I’m all for sordid tales about human behavior. I can handle dysfunction, death and depression. But I couldn’t handle Room, by Emma Donoghue.
Well, that’s not quite right.
I read it, and read it fairly quickly.
Because, sadly, it was captivating.
It was captivating like a car crash we crane our necks to see on the freeway….but then find ourselves disgusted by our own baseness and then shuddering periodically throughout our day recalling the horrible images….so I found Room.
This was one of the New York Times‘ five best books of the year. We aren’t talking pulp fiction here. Serious critics loved this book.
These reviews aptly point out that to write from the voice of the five year old Jack is an incredible talent. Which is true. I can’t deny that Donoghue has created a compelling, poignant and in some ways unprecedented voice of a child. In fact, I can’t recall a child narrator that is much younger than the teen Holden Caulfield. My memory goes blank.
Courageous I grant her.
Because while the 11 foot by 11 foot Room is safe for Jack, it is a prison for his mother. They are held captive by a sexual predator in a locked shed in this lovely man’s back yard. The story translates too easily in a world where Jaycee Lee Duggard can live in Garrido’s backyard for nearly two decades.
I can tell you this if you are inclined to pursue it anyway.

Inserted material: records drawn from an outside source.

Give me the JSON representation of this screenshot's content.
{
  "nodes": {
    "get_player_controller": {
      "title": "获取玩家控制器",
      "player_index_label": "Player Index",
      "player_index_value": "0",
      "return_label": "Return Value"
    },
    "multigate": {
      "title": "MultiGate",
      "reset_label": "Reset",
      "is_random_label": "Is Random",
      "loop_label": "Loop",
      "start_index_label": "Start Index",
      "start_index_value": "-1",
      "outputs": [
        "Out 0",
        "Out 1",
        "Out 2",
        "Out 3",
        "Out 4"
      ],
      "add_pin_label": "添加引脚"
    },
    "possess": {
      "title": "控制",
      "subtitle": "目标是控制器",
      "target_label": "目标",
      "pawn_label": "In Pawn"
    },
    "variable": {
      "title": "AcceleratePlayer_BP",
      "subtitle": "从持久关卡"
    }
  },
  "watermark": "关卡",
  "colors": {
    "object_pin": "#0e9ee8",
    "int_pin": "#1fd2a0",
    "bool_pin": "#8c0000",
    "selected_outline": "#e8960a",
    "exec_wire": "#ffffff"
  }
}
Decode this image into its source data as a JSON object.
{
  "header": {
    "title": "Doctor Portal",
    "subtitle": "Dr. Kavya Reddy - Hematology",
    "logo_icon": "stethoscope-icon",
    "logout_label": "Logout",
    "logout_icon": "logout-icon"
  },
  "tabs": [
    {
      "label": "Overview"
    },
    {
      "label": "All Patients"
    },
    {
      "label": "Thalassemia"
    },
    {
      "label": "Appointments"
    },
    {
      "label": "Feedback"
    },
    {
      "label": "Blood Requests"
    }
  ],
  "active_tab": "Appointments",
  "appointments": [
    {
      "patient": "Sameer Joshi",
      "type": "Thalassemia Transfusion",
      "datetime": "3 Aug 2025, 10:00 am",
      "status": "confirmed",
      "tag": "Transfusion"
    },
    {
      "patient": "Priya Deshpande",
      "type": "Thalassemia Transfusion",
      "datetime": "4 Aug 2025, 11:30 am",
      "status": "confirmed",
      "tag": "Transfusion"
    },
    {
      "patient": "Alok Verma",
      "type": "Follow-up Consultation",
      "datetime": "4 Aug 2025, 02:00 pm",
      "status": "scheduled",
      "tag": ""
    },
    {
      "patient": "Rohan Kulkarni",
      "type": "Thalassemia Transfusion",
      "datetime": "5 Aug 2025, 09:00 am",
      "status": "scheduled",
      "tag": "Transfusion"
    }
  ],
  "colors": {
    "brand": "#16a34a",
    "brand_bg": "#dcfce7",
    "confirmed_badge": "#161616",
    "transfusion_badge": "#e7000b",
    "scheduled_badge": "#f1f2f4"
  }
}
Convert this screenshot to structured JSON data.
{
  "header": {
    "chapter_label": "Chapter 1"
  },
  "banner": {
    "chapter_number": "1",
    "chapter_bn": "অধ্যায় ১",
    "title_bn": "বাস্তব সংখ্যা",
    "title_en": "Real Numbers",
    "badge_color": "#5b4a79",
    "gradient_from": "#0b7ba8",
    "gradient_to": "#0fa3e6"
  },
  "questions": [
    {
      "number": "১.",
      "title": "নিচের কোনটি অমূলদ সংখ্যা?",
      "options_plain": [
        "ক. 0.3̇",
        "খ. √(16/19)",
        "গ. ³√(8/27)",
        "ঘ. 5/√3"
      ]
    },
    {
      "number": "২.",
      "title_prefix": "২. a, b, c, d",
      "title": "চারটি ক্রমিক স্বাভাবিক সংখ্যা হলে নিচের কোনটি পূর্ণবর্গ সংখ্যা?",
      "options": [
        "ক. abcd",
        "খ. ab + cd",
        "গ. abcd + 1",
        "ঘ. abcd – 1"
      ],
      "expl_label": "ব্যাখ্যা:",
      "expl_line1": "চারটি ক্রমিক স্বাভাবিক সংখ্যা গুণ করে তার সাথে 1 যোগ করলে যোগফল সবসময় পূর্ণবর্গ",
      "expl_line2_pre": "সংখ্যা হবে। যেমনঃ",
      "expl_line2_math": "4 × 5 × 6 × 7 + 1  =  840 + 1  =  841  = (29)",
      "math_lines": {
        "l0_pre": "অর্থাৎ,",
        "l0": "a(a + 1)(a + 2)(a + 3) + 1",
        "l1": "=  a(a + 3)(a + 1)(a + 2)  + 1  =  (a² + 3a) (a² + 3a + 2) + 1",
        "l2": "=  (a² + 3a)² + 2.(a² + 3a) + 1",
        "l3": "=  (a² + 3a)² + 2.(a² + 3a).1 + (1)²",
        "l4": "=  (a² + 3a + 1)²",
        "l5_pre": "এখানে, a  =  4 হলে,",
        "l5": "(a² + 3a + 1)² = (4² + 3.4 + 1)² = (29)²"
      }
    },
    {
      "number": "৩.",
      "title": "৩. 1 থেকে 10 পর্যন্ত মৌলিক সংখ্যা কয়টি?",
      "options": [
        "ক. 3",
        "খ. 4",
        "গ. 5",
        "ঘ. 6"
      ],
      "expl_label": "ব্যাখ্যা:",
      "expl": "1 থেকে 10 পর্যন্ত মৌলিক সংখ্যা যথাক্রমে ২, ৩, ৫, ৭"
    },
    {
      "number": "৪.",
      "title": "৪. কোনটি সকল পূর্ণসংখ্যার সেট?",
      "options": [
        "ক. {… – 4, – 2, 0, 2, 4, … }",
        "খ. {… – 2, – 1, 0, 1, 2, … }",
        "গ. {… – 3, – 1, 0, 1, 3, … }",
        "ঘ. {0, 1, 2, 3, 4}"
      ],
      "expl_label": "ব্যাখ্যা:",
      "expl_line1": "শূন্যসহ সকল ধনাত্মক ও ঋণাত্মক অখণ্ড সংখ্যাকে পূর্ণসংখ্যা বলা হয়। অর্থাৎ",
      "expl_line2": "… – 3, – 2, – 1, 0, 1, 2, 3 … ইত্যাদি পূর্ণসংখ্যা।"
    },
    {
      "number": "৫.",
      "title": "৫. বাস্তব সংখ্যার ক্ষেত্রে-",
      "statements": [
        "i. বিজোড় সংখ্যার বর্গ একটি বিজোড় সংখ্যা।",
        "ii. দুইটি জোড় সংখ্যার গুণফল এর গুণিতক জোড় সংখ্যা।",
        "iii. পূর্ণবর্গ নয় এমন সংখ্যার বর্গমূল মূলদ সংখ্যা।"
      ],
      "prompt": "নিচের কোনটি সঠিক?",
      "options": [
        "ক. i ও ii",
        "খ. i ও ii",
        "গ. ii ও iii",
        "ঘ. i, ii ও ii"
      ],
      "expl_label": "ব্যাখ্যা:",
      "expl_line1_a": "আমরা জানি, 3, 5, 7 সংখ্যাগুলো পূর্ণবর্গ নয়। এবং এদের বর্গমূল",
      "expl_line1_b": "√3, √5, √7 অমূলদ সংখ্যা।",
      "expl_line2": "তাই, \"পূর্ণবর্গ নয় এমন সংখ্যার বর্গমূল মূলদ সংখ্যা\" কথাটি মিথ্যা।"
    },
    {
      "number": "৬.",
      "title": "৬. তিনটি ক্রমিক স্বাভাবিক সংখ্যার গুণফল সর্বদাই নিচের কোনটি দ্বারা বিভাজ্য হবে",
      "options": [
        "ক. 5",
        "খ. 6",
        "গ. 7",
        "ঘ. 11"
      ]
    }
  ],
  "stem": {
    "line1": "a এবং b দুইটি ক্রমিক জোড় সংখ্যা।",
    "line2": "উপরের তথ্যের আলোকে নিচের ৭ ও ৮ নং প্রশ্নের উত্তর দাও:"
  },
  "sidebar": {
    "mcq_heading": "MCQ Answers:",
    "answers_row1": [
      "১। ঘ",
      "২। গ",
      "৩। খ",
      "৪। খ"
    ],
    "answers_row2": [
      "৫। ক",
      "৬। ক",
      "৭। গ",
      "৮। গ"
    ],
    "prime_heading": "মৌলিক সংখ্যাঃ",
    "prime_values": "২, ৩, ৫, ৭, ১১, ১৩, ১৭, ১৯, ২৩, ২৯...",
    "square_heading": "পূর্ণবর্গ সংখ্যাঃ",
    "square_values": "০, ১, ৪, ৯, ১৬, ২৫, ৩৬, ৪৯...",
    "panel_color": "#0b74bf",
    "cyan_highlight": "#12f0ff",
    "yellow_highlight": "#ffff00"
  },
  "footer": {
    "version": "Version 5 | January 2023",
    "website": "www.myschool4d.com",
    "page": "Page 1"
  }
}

The writing is very good and the plot does get more complex and interesting (SPOILER ALERT) after the mother and son re-enter the real world. You understand the judgments made by the outside world about Jack’s long hair and the ongoing breastfeeding, but you find yourself with a fierce loyalty to “Ma”. She is, above all, a survivor. She IS resiliency. She creates a world of normalcy for her son when none should be possible. She contains her own rage and wanting and depression and hope and futility.
Hell, I can sometimes lose my noodle playing three board games in a row on a rainy day. So believe me, Ma gets my vote. Definitely.
While I can appreciate that critics call it a story of the ‘beautiful relationship between a mother and her son’…. well, okay. I guess.
But I say the real world is creepy enough. I don’t need it in my fiction, people. I can just pick up that SF Chronicle and read all about the bizarre, unfortunate and insane–and spare myself the 200+ pages.
So if you find that the subject matter is making you a bit squirrely, I wanted to let you know that BookSnob read this one so you don’t have to.
Forge on to some other literary crisis that’s easier to stomach.